Half a Life Ago
Twenty summers back (goodness, that’s half my life ago!), I interned for two stockbrokers at what was then called Dean Witter. For a business-crazy Wharton student between my sophomore and junior years, who had grown up watching Wall Street Week and writing down stock info for my dad, this was somewhat of a dream internship. Not that I harbored delusions of wanting to be a broker myself, but I figured it would be a great learning experience. And it was.
I still remember stuffing resumes and cover letters into manila envelopes in my college dorm spring semester of my sophomore year. The plum internships went to students between their junior and senior years, and though I lacked confidence I had enough chutzpah to give it a shot. Out of 15 or 20 inquiries, I only got a few call-backs, but one of them was with Dean Witter, and so when I was back in San Jose for Spring Break, I scheduled an interview.
That morning, I promptly overslept, and then blamed my poor mom for not waking me up in time. (Sounds like a 20-year-old!) The brokers were very accommodating, offering to see me later that afternoon. I got the internship, which was less a function of them being impressed with me and more a function of them ramping up considerably and needing the extra labor. (The fact that they weren’t paying me probably made it easier to say yes to me, also.)
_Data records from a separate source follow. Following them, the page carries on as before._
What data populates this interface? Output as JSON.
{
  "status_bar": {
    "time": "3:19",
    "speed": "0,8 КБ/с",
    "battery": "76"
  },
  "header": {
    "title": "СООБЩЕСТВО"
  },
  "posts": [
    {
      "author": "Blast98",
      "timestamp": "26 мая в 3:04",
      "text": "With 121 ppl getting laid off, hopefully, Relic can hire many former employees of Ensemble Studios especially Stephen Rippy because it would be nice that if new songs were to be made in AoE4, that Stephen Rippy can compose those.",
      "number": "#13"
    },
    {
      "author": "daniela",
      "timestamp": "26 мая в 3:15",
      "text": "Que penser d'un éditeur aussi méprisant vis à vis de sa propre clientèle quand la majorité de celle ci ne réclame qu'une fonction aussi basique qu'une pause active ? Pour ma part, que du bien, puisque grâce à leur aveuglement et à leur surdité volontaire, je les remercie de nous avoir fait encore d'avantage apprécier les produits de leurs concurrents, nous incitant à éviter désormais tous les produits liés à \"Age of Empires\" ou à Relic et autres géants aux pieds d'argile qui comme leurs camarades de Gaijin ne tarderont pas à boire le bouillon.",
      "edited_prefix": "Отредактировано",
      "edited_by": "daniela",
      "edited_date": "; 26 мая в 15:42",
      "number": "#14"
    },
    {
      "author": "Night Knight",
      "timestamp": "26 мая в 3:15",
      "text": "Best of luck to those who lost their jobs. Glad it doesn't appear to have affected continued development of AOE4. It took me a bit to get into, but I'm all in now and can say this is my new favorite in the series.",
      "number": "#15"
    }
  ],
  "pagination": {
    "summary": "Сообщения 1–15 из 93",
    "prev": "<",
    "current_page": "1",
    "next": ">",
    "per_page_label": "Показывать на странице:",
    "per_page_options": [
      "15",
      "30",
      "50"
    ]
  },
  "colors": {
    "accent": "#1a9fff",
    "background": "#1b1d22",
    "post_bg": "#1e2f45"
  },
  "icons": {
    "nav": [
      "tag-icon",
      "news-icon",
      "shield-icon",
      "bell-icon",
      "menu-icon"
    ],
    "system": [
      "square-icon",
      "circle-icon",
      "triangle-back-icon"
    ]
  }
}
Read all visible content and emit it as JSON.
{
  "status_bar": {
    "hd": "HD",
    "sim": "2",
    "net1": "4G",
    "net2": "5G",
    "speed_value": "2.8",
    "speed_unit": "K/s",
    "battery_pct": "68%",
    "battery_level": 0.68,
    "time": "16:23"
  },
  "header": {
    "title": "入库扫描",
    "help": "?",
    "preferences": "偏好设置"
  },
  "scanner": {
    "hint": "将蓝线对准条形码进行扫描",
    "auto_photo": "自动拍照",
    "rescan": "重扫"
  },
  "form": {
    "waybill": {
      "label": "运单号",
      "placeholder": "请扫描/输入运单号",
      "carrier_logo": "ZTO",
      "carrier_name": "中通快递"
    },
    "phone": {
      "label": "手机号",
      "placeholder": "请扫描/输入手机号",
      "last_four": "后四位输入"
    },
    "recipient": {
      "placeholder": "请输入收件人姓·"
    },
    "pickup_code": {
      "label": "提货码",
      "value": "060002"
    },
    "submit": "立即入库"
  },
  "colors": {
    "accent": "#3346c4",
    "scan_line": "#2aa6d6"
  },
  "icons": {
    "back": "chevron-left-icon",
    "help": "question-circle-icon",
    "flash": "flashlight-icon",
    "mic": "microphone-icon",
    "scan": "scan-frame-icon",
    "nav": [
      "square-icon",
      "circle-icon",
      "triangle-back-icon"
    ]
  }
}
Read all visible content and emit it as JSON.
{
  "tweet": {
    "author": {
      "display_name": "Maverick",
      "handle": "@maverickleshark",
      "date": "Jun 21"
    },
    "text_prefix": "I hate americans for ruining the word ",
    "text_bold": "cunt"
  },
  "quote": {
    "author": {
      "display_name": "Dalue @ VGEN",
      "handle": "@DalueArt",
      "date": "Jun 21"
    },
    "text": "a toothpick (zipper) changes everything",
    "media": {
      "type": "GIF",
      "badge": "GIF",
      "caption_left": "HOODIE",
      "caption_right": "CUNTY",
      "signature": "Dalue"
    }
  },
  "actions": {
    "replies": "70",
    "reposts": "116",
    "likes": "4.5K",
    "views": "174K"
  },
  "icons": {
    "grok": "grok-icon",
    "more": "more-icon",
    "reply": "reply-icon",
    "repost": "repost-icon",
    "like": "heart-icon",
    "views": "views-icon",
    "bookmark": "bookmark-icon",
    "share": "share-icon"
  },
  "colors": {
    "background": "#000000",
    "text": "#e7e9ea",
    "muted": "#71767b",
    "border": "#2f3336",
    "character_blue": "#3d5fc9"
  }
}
I remember them sitting me down on the first day and saying, “By the time the summer is over, you’re going to know for sure that you want to be a broker or that you don’t, but either way you’re going to have a great work experience.” And it was true; I knew pretty early on that I didn’t want to be a broker, but I had a great time and soaked up a bunch of knowledge.
Working for two brokers, you really get to see a lot of different things. You get to see how stocks are evaluated, how portfolios are constructed, and how customers are handled. My two bosses gave me an incredible window into these and other things, and let me do some really cool stuff, like research stocks, develop slide show presentations, and organize seminars.
Of course, I also did quintessentially interny things. I personally collated three 6,000-contact mailers that summer. I cold-called 1,000 pension fund managers. I ran errands. (How many of today’s 20-year-olds would deign to do such things?)
All in all, I’m glad for the experience, and thankful for two bosses at Dean Witter. At the end of the summer, they took me out to lunch and handed me a big wad of cash for all my hard work. It was a great gesture and I certainly welcomed the money. But my real gain from that summer was far greater.